Villavellid Castle is located on a little hill next to the village. By its diposition and characteristics it can be dated to the 15th century and it was probably the residence of a nobleman. Its constructor isn't known although in 1452 a Don Francisco de Almazán, Marquess of Alcañices, was mentioned as the Lord of the village and the owner of a 'strong house'.
Its plan is a square with wide walls of ashlar masonry on the outside. The corners are reinforced by cylindrical towers except one which is reinforced by the square keep which is very reduced at the present time. This all makes the castle in everything very similar to Fuente el Sol Castle. The entrance to the courtyard is by a pointed arced gate, located near the keep. The entrance to the keep is on a higher floor level and would have been accessed by means of a, disappeared, movable wooden footbridge. Inside the tower several wooden floors existed. Also traces of lean-to constructions are observed in the walls around the courtyard.References:
La Hougue Bie is a Neolithic ritual site which was in use around 3500 BC. Hougue is a Jèrriais/Norman language word meaning a \'mound\' and comes from the Old Norse word haugr. The site consists of 18.6m long passage chamber covered by a 12.2m high mound. The site was first excavated in 1925 by the Société Jersiaise. Fragments of twenty vase supports were found along with the scattered remains of at least eight individuals. Gravegoods, mostly pottery, were also present. At some time in the past, the site had evidently been entered and ransacked.
In Western Europe, it is one of the largest and best preserved passage graves and the most impressive and best preserved monument of Armorican Passage Grave group.

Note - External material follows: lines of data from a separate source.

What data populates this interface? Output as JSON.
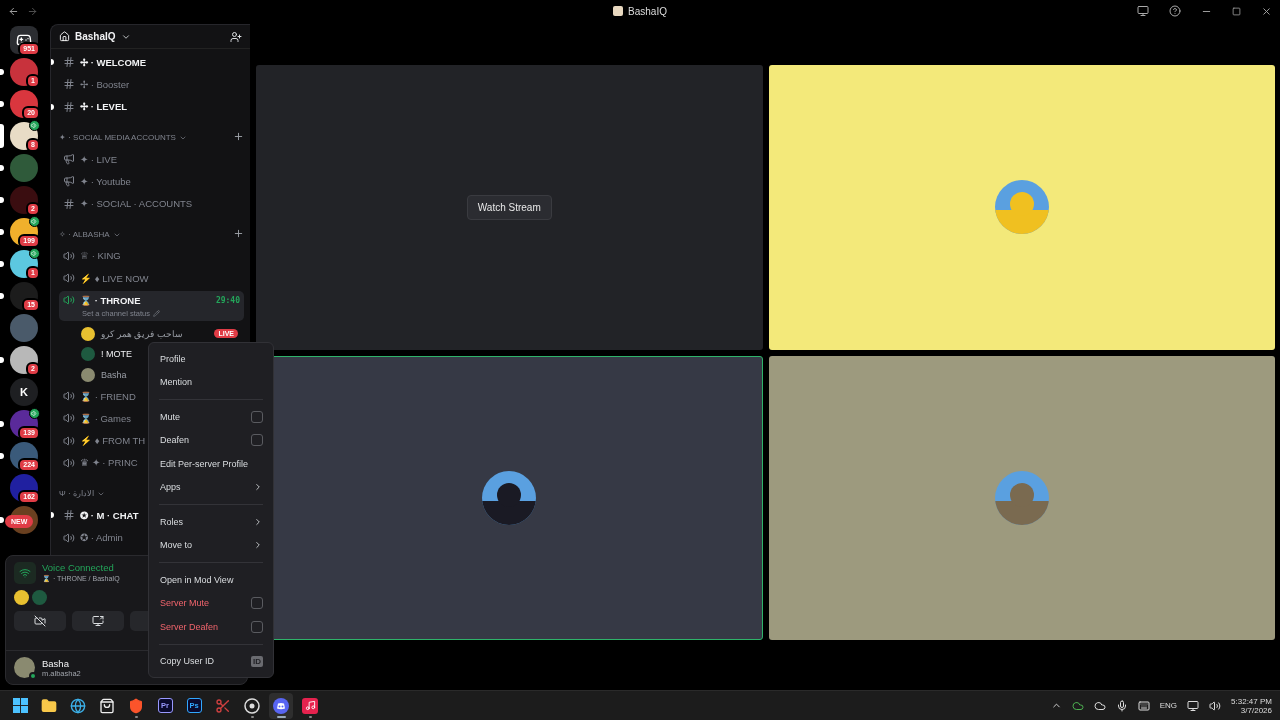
{
  "window": {
    "title": "BashaIQ"
  },
  "servers": [
    {
      "kind": "home",
      "badge": "951",
      "unread": false,
      "selected": false,
      "speaker": false
    },
    {
      "kind": "image",
      "color": "#c8323c",
      "badge": "1",
      "unread": true,
      "selected": false,
      "speaker": false
    },
    {
      "kind": "image",
      "color": "#d9363e",
      "badge": "20",
      "unread": true,
      "selected": false,
      "speaker": false
    },
    {
      "kind": "image",
      "color": "#e8dcc6",
      "badge": "8",
      "unread": false,
      "selected": true,
      "speaker": true
    },
    {
      "kind": "image",
      "color": "#2f5a3a",
      "unread": true,
      "selected": false,
      "speaker": false
    },
    {
      "kind": "image",
      "color": "#3a0d10",
      "badge": "2",
      "unread": true,
      "selected": false,
      "speaker": false
    },
    {
      "kind": "image",
      "color": "#f0b02c",
      "badge": "199",
      "unread": true,
      "selected": false,
      "speaker": true
    },
    {
      "kind": "image",
      "color": "#5cc8e0",
      "badge": "1",
      "unread": true,
      "selected": false,
      "speaker": true
    },
    {
      "kind": "image",
      "color": "#1c1c1c",
      "badge": "15",
      "unread": true,
      "selected": false,
      "speaker": false
    },
    {
      "kind": "image",
      "color": "#4a5a6a",
      "unread": false,
      "selected": false,
      "speaker": false
    },
    {
      "kind": "image",
      "color": "#b8b8b8",
      "badge": "2",
      "unread": true,
      "selected": false,
      "speaker": false
    },
    {
      "kind": "letter",
      "letter": "K",
      "unread": false,
      "selected": false,
      "speaker": false
    },
    {
      "kind": "image",
      "color": "#5a2a9a",
      "badge": "139",
      "unread": true,
      "selected": false,
      "speaker": true
    },
    {
      "kind": "image",
      "color": "#3a5a7a",
      "badge": "224",
      "unread": true,
      "selected": false,
      "speaker": false
    },
    {
      "kind": "image",
      "color": "#2020a0",
      "badge": "162",
      "unread": false,
      "selected": false,
      "speaker": false
    },
    {
      "kind": "image",
      "color": "#6a4020",
      "pill": "NEW",
      "unread": true,
      "selected": false,
      "speaker": false
    }
  ],
  "server": {
    "name": "BashaIQ"
  },
  "channels": [
    {
      "kind": "text",
      "name": "✢ · WELCOME",
      "unread": true
    },
    {
      "kind": "text",
      "name": "✢ · Booster",
      "unread": false
    },
    {
      "kind": "text",
      "name": "✢ · LEVEL",
      "unread": true
    },
    {
      "kind": "category",
      "name": "✦ · SOCIAL MEDIA ACCOUNTS",
      "can_add": true
    },
    {
      "kind": "announcement",
      "name": "✦ · LIVE",
      "unread": false
    },
    {
      "kind": "announcement",
      "name": "✦ · Youtube",
      "unread": false
    },
    {
      "kind": "text",
      "name": "✦ · SOCIAL · ACCOUNTS",
      "unread": false
    },
    {
      "kind": "category",
      "name": "✧ · ALBASHA",
      "can_add": true
    },
    {
      "kind": "voice",
      "name": "♕ · KING",
      "unread": false
    },
    {
      "kind": "voice",
      "name": "⚡ ♦ LIVE NOW",
      "unread": false
    },
    {
      "kind": "voice",
      "name": "⌛ · THRONE",
      "unread": true,
      "selected": true,
      "timer": "29:40",
      "status": "Set a channel status",
      "members": [
        {
          "name": "ساحب فريق همر كرو",
          "badge": "LIVE",
          "active": false,
          "color": "#e8c030"
        },
        {
          "name": "! MOTE",
          "active": true,
          "color": "#1e5a40"
        },
        {
          "name": "Basha",
          "active": false,
          "color": "#8a8a70"
        }
      ]
    },
    {
      "kind": "voice",
      "name": "⌛ · FRIEND",
      "unread": false
    },
    {
      "kind": "voice",
      "name": "⌛ · Games",
      "unread": false
    },
    {
      "kind": "voice",
      "name": "⚡ ♦ FROM TH",
      "unread": false
    },
    {
      "kind": "voice",
      "name": "♛ ✦ · PRINC",
      "unread": false
    },
    {
      "kind": "category",
      "name": "Ψ · الادارة",
      "can_add": false
    },
    {
      "kind": "text",
      "name": "✪ · **M** · CHAT",
      "unread": true
    },
    {
      "kind": "voice",
      "name": "✪ · Admin",
      "unread": false
    }
  ],
  "voice_panel": {
    "status": "Voice Connected",
    "channel": "⌛ · THRONE / BashaIQ",
    "participants": [
      {
        "color": "#e8c030"
      },
      {
        "color": "#1e5a40"
      }
    ],
    "buttons": [
      {
        "kind": "camera-off"
      },
      {
        "kind": "screen-share"
      },
      {
        "kind": "activity"
      }
    ]
  },
  "user": {
    "name": "Basha",
    "status_text": "m.albasha2",
    "online": true
  },
  "tiles": [
    {
      "kind": "stream",
      "button": "Watch Stream",
      "speaking": false
    },
    {
      "kind": "avatar",
      "color": "#f3e97a",
      "avatar": {
        "color": "#f0c020"
      },
      "speaking": false
    },
    {
      "kind": "avatar",
      "color": "#363945",
      "avatar": {
        "color": "#1a1a24"
      },
      "speaking": true
    },
    {
      "kind": "avatar",
      "color": "#9d9a7e",
      "avatar": {
        "color": "#7a6a50"
      },
      "speaking": false
    }
  ],
  "menu": {
    "groups": [
      [
        {
          "label": "Profile",
          "kind": "plain",
          "danger": false
        },
        {
          "label": "Mention",
          "kind": "plain",
          "danger": false
        }
      ],
      [
        {
          "label": "Mute",
          "kind": "checkbox",
          "checked": false,
          "danger": false
        },
        {
          "label": "Deafen",
          "kind": "checkbox",
          "checked": false,
          "danger": false
        },
        {
          "label": "Edit Per-server Profile",
          "kind": "plain",
          "danger": false
        },
        {
          "label": "Apps",
          "kind": "submenu",
          "danger": false
        }
      ],
      [
        {
          "label": "Roles",
          "kind": "submenu",
          "danger": false
        },
        {
          "label": "Move to",
          "kind": "submenu",
          "danger": false
        }
      ],
      [
        {
          "label": "Open in Mod View",
          "kind": "plain",
          "danger": false
        },
        {
          "label": "Server Mute",
          "kind": "checkbox",
          "checked": false,
          "danger": true
        },
        {
          "label": "Server Deafen",
          "kind": "checkbox",
          "checked": false,
          "danger": true
        }
      ],
      [
        {
          "label": "Copy User ID",
          "kind": "id",
          "tag": "ID",
          "danger": false
        }
      ]
    ]
  },
  "taskbar": {
    "apps": [
      {
        "kind": "start",
        "running": false,
        "selected": false
      },
      {
        "kind": "folder",
        "running": false,
        "selected": false
      },
      {
        "kind": "edge",
        "running": false,
        "selected": false
      },
      {
        "kind": "store",
        "running": false,
        "selected": false
      },
      {
        "kind": "brave",
        "running": true,
        "selected": false
      },
      {
        "kind": "letters",
        "label": "Pr",
        "color": "#9999ff",
        "running": false,
        "selected": false
      },
      {
        "kind": "letters",
        "label": "Ps",
        "color": "#31a8ff",
        "running": false,
        "selected": false
      },
      {
        "kind": "snip",
        "running": false,
        "selected": false
      },
      {
        "kind": "obs",
        "running": true,
        "selected": false
      },
      {
        "kind": "discord",
        "running": true,
        "selected": true
      },
      {
        "kind": "tiktok",
        "running": true,
        "selected": false
      }
    ],
    "language": "ENG",
    "time": "5:32:47 PM",
    "date": "3/7/2026"
  }
}
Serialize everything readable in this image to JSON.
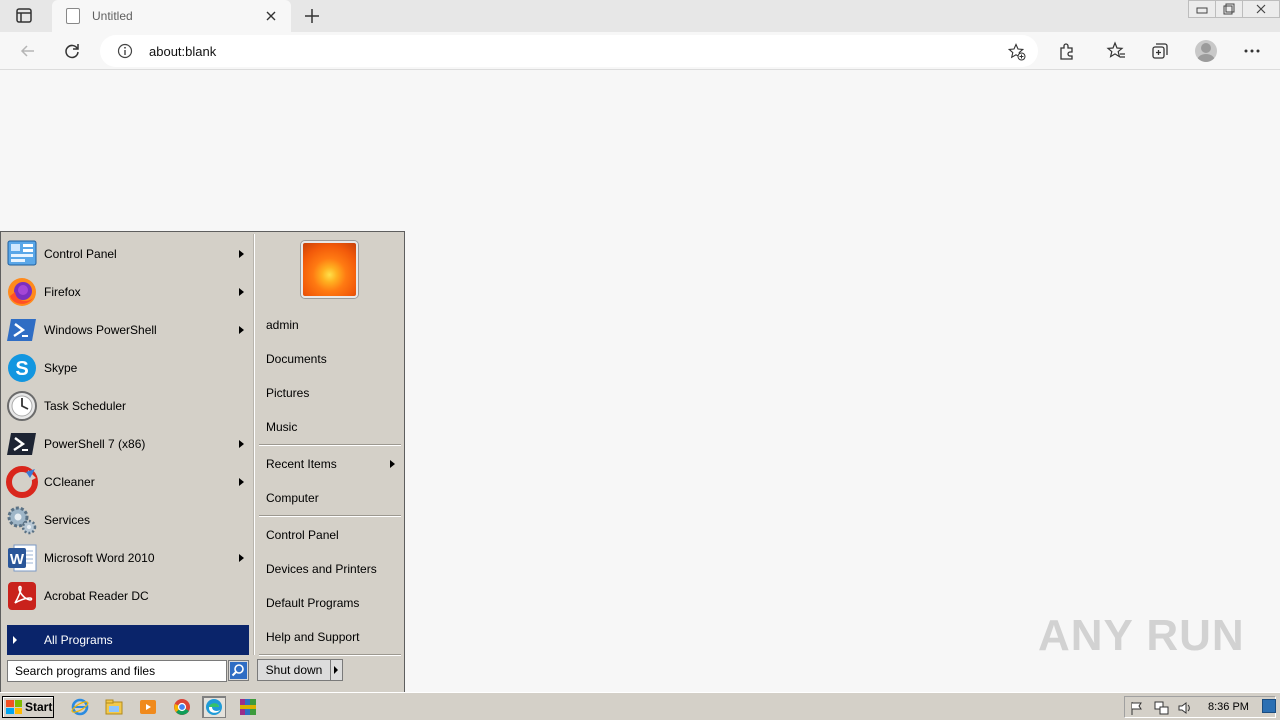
{
  "browser": {
    "tab_title": "Untitled",
    "url": "about:blank"
  },
  "start_menu": {
    "programs": [
      {
        "label": "Control Panel",
        "icon": "control-panel-icon",
        "has_submenu": true
      },
      {
        "label": "Firefox",
        "icon": "firefox-icon",
        "has_submenu": true
      },
      {
        "label": "Windows PowerShell",
        "icon": "powershell-icon",
        "has_submenu": true
      },
      {
        "label": "Skype",
        "icon": "skype-icon",
        "has_submenu": false
      },
      {
        "label": "Task Scheduler",
        "icon": "task-scheduler-icon",
        "has_submenu": false
      },
      {
        "label": "PowerShell 7 (x86)",
        "icon": "powershell7-icon",
        "has_submenu": true
      },
      {
        "label": "CCleaner",
        "icon": "ccleaner-icon",
        "has_submenu": true
      },
      {
        "label": "Services",
        "icon": "services-icon",
        "has_submenu": false
      },
      {
        "label": "Microsoft Word 2010",
        "icon": "word-icon",
        "has_submenu": true
      },
      {
        "label": "Acrobat Reader DC",
        "icon": "acrobat-icon",
        "has_submenu": false
      }
    ],
    "all_programs": "All Programs",
    "search_placeholder": "Search programs and files",
    "right_items": {
      "user": "admin",
      "documents": "Documents",
      "pictures": "Pictures",
      "music": "Music",
      "recent": "Recent Items",
      "computer": "Computer",
      "control_panel": "Control Panel",
      "devices": "Devices and Printers",
      "defaults": "Default Programs",
      "help": "Help and Support"
    },
    "shutdown": "Shut down"
  },
  "taskbar": {
    "start": "Start",
    "clock": "8:36 PM"
  },
  "watermark": "ANY RUN"
}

Although they are termed \'passage graves\', they were ceremonial sites, whose function was more similar to churches or cathedrals, where burials were incidental.